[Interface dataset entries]
——
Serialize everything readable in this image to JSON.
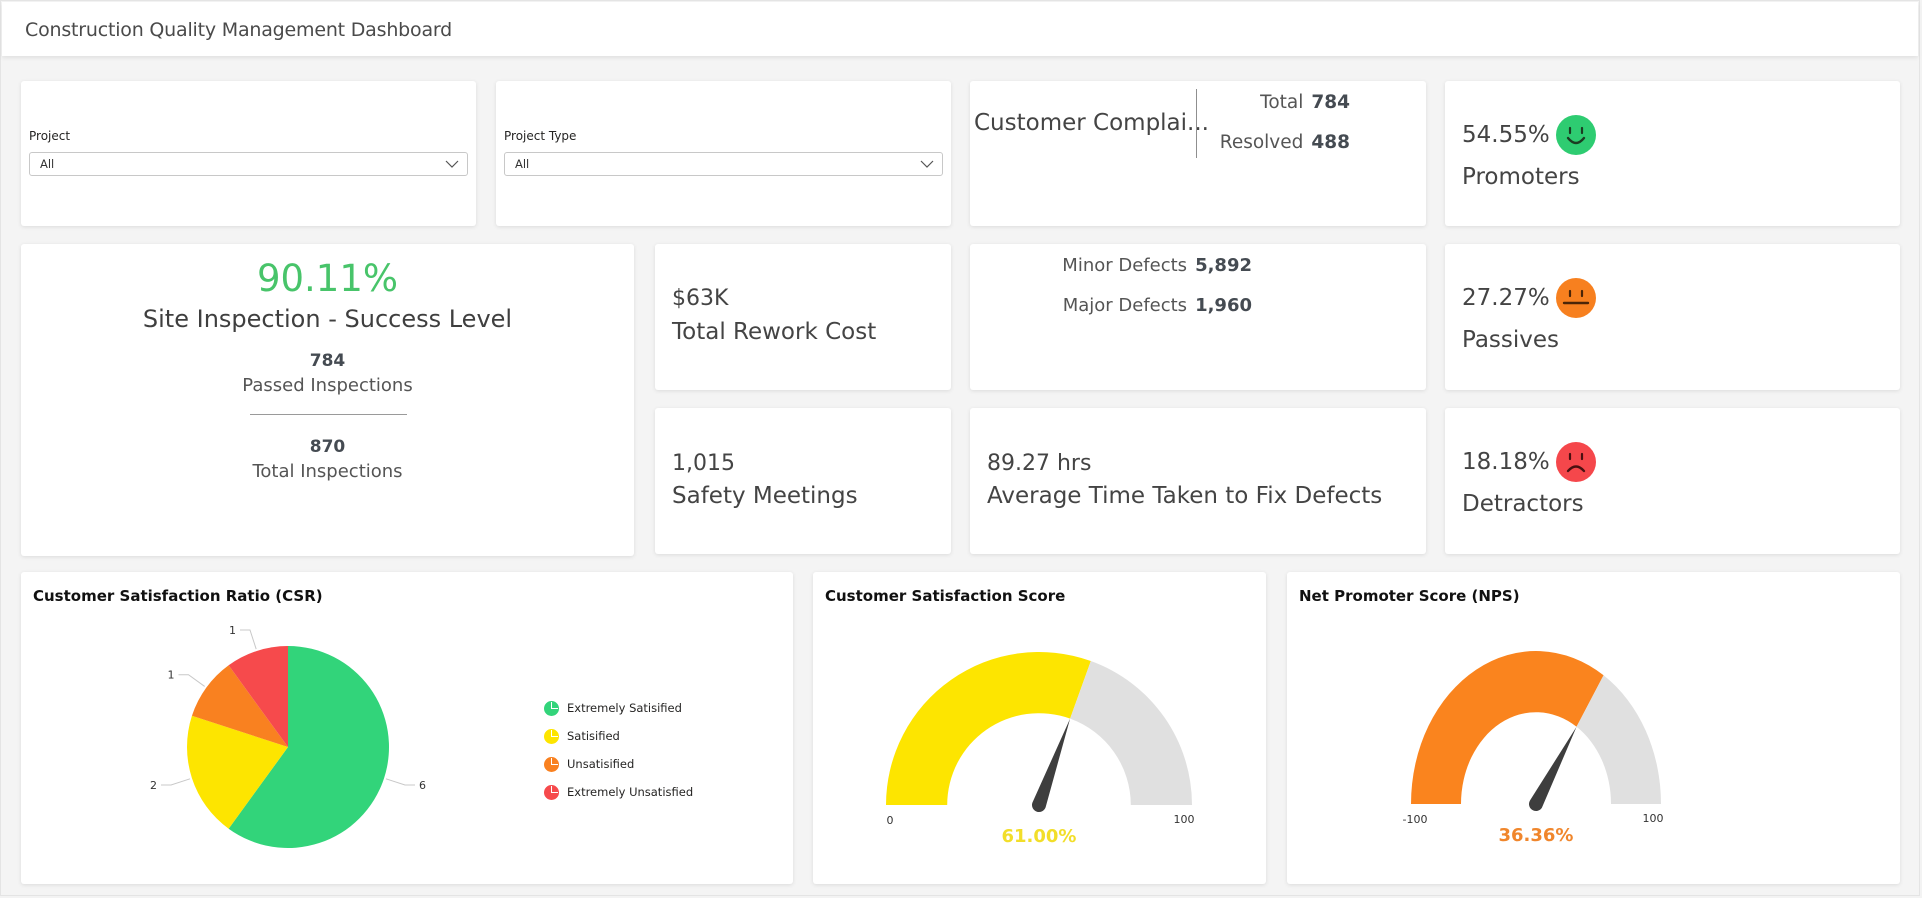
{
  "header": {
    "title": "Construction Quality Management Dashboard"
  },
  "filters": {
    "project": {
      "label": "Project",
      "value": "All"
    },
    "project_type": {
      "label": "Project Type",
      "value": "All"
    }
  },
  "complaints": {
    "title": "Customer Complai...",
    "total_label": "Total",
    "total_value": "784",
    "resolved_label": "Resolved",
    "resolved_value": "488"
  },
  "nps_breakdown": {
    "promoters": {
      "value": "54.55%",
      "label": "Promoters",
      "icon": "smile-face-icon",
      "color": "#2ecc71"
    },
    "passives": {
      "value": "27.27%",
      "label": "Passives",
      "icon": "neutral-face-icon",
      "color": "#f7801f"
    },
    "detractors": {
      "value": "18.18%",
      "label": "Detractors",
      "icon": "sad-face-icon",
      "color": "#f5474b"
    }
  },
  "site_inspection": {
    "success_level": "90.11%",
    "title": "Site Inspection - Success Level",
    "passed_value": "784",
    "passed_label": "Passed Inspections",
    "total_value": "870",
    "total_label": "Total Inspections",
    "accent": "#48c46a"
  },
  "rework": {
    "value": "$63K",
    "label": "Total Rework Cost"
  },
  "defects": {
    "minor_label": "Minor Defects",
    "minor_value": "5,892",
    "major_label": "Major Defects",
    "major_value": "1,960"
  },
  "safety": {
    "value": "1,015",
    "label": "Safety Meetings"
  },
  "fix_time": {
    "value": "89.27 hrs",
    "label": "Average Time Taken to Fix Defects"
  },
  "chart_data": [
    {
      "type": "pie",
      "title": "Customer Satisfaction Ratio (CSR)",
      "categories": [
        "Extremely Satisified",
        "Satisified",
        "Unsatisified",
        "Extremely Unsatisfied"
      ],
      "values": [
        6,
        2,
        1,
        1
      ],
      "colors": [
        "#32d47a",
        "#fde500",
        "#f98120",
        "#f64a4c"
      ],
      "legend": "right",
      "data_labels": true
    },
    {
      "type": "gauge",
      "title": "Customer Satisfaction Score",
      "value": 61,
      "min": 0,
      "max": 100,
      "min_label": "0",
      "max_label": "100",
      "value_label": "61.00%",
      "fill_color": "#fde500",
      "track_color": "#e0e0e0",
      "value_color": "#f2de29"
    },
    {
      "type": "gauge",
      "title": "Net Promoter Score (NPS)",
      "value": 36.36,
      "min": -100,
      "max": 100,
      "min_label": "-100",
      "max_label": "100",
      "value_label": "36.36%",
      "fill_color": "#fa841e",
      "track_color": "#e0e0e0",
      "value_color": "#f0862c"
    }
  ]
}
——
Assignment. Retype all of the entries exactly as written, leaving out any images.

Answer to the exercise.
Serialize everything readable in this image to JSON.
{
  "header": {
    "title": "Construction Quality Management Dashboard"
  },
  "filters": {
    "project": {
      "label": "Project",
      "value": "All"
    },
    "project_type": {
      "label": "Project Type",
      "value": "All"
    }
  },
  "complaints": {
    "title": "Customer Complai...",
    "total_label": "Total",
    "total_value": "784",
    "resolved_label": "Resolved",
    "resolved_value": "488"
  },
  "nps_breakdown": {
    "promoters": {
      "value": "54.55%",
      "label": "Promoters",
      "icon": "smile-face-icon",
      "color": "#2ecc71"
    },
    "passives": {
      "value": "27.27%",
      "label": "Passives",
      "icon": "neutral-face-icon",
      "color": "#f7801f"
    },
    "detractors": {
      "value": "18.18%",
      "label": "Detractors",
      "icon": "sad-face-icon",
      "color": "#f5474b"
    }
  },
  "site_inspection": {
    "success_level": "90.11%",
    "title": "Site Inspection - Success Level",
    "passed_value": "784",
    "passed_label": "Passed Inspections",
    "total_value": "870",
    "total_label": "Total Inspections",
    "accent": "#48c46a"
  },
  "rework": {
    "value": "$63K",
    "label": "Total Rework Cost"
  },
  "defects": {
    "minor_label": "Minor Defects",
    "minor_value": "5,892",
    "major_label": "Major Defects",
    "major_value": "1,960"
  },
  "safety": {
    "value": "1,015",
    "label": "Safety Meetings"
  },
  "fix_time": {
    "value": "89.27 hrs",
    "label": "Average Time Taken to Fix Defects"
  },
  "chart_data": [
    {
      "type": "pie",
      "title": "Customer Satisfaction Ratio (CSR)",
      "categories": [
        "Extremely Satisified",
        "Satisified",
        "Unsatisified",
        "Extremely Unsatisfied"
      ],
      "values": [
        6,
        2,
        1,
        1
      ],
      "colors": [
        "#32d47a",
        "#fde500",
        "#f98120",
        "#f64a4c"
      ],
      "legend": "right",
      "data_labels": true
    },
    {
      "type": "gauge",
      "title": "Customer Satisfaction Score",
      "value": 61,
      "min": 0,
      "max": 100,
      "min_label": "0",
      "max_label": "100",
      "value_label": "61.00%",
      "fill_color": "#fde500",
      "track_color": "#e0e0e0",
      "value_color": "#f2de29"
    },
    {
      "type": "gauge",
      "title": "Net Promoter Score (NPS)",
      "value": 36.36,
      "min": -100,
      "max": 100,
      "min_label": "-100",
      "max_label": "100",
      "value_label": "36.36%",
      "fill_color": "#fa841e",
      "track_color": "#e0e0e0",
      "value_color": "#f0862c"
    }
  ]
}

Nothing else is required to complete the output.